This Space Café WebTalk will feature Amna Al Owais, the Chief Registrar of the DIFC Courts, in conversation with Torsten Kriening, publisher of SpaceWatch.Global.

Courts of Space: A Conversation about Dispute Resolution.

Amna Al Owais is currently the Chief Registrar of the DIFC Courts and oversees operations and quality management, supervising the Courts’ Judicial Officers and Registry personnel, as well as the delivery of a comprehensive suite of court public services. Amna also spearheads special projects across DIFC Courts operations, particularly in the field of technology and innovation, harnessing digital transformation for core courts services, including a major partnership project across blockchain with Smart Dubai and a court tech R&D initiative with Dubai Future Foundation.
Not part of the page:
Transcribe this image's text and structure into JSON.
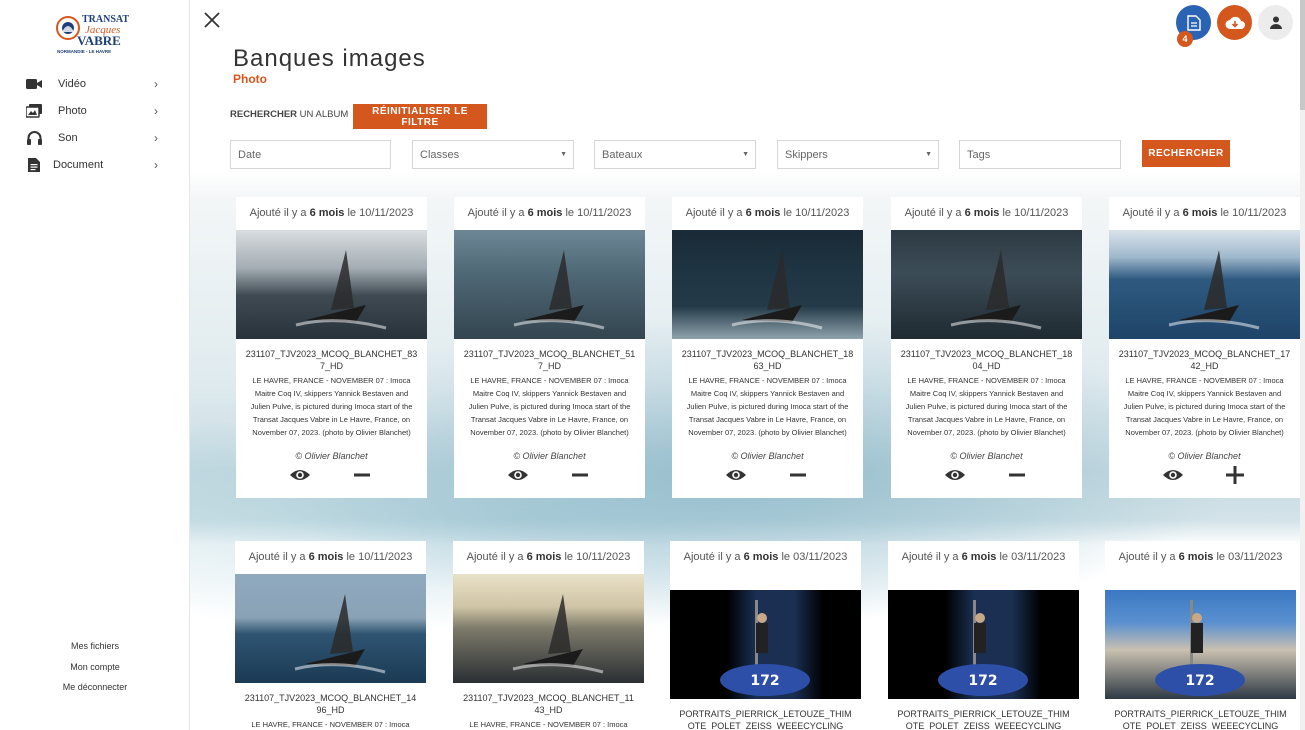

In addition to her role as Chief Registrar of the DIFC Courts, Amna is also Registrar of the Special Tribunal Related to Dubai World, Chairwoman of the DIFC Courts’ Users’ Committee, Chairwoman of the DIFC Courts’ In-House Counsel Committee, and a member of the Consulting Council for the University of Sharjah College of Law. In 2014, Amna was appointed to the Advisory Board of the International Bar Association’s Access to Justice and Legal Aid Committee.

In this webtalk, we will talk about the Courts of Space initiative, the need to establish a Courts system specifically dedicated to the commercial disputes related to space, and the jurisdiction for Courts of Space.
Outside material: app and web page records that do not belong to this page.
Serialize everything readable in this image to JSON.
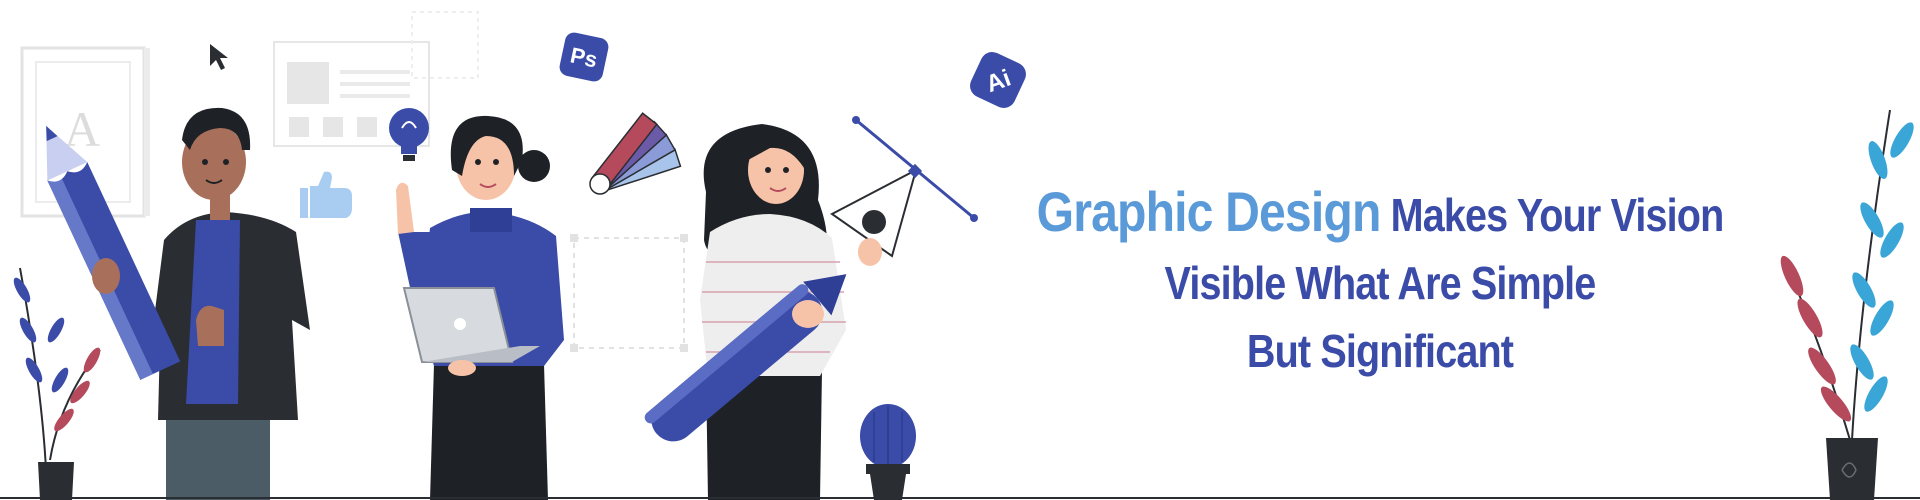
{
  "headline": {
    "accent": "Graphic Design",
    "line1_rest": "Makes Your Vision",
    "line2": "Visible What Are Simple",
    "line3": "But Significant"
  },
  "app_icons": {
    "photoshop": "Ps",
    "illustrator": "Ai"
  },
  "frame_letter": "A",
  "colors": {
    "primary_blue": "#3a4ba8",
    "accent_blue": "#5b9ad8",
    "light_blue": "#a9c4ea",
    "dark_clothing": "#2a2e33",
    "skin_dark": "#a8705a",
    "skin_light": "#f7c3a8",
    "plant_red": "#b44a5c",
    "plant_blue": "#3aa6d8"
  },
  "icons": [
    "cursor-icon",
    "lightbulb-icon",
    "thumbs-up-icon",
    "color-swatch-icon",
    "pen-tool-icon",
    "pencil-icon",
    "laptop-icon",
    "cactus-icon",
    "plant-icon",
    "image-frame-icon",
    "layout-wireframe-icon"
  ]
}
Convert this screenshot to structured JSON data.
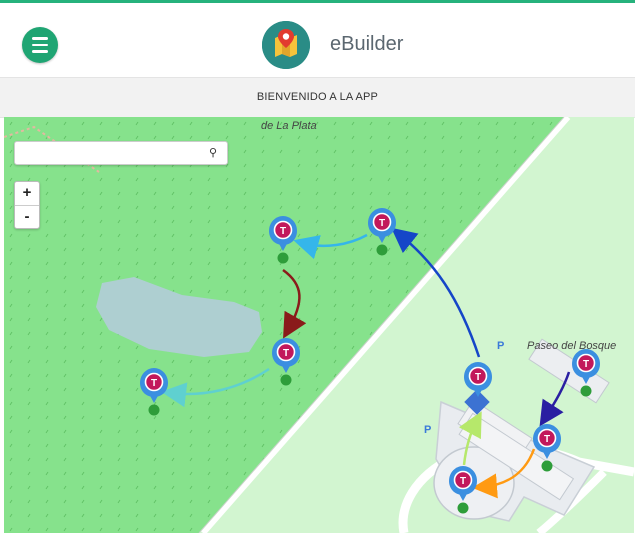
{
  "app": {
    "title": "eBuilder",
    "welcome": "BIENVENIDO A LA APP"
  },
  "icons": {
    "menu": "hamburger-menu-icon",
    "logo": "map-pin-logo-icon",
    "search": "magnifier-icon"
  },
  "colors": {
    "accent": "#1fa573",
    "map_park": "#86e28c",
    "map_background": "#d2f5d0",
    "lake": "#aecfd1",
    "marker": "#3b8fe0",
    "marker_badge": "#c2185b",
    "dot": "#2e9d3a"
  },
  "map": {
    "labels": {
      "street_top": "de La Plata",
      "street_right": "Paseo del Bosque",
      "parking": "P",
      "marker_letter": "T"
    },
    "zoom": {
      "in": "+",
      "out": "-"
    },
    "search": {
      "placeholder": "",
      "value": ""
    },
    "routes": [
      {
        "from": "marker-6",
        "to": "marker-2",
        "color": "#1546c8"
      },
      {
        "from": "marker-2",
        "to": "marker-1",
        "color": "#35b6ea"
      },
      {
        "from": "marker-1",
        "to": "marker-3",
        "color": "#8a1b1b"
      },
      {
        "from": "marker-3",
        "to": "marker-4",
        "color": "#5fd0d0"
      },
      {
        "from": "marker-5",
        "to": "marker-7",
        "color": "#2a1fa2"
      },
      {
        "from": "marker-7",
        "to": "marker-8",
        "color": "#ff9a12"
      },
      {
        "from": "marker-8",
        "to": "marker-6",
        "color": "#b6e86b"
      }
    ]
  }
}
The audience will have an opportunity to ask questions in dialogue with Amna Al Owais.

SpaceWatch.Global is a Europe-based digital magazine and portal for those interested in space and the far-reaching impact of the space sector.

This Space Café WebTalk will be conducted in English on 17 May 2022 at 4 pm CEST.

Reserve your place today.

To register please click here

Check Also

#SpaceWatchGL Opinion: Say YES to diversity and gender equality in the space sector: a look at the Diversity and Gender Equality Project Group of the SGAC

Diversity is difficult to measure and quantify, given all the aspects and shapes it takes, yet it is easy to witness and observe the lack of it in many fields including the space sector. If the space sector and all its disciplines should be used to help improve life on earth and observe it (amongst other purposes), shouldn't it be represented by all terrestrial individuals equally? In an ideal world, yes! But history and social biases have prevented our progress towards this perfect world, and we find ourselves today with a space sector still dominated by cis white-male individuals.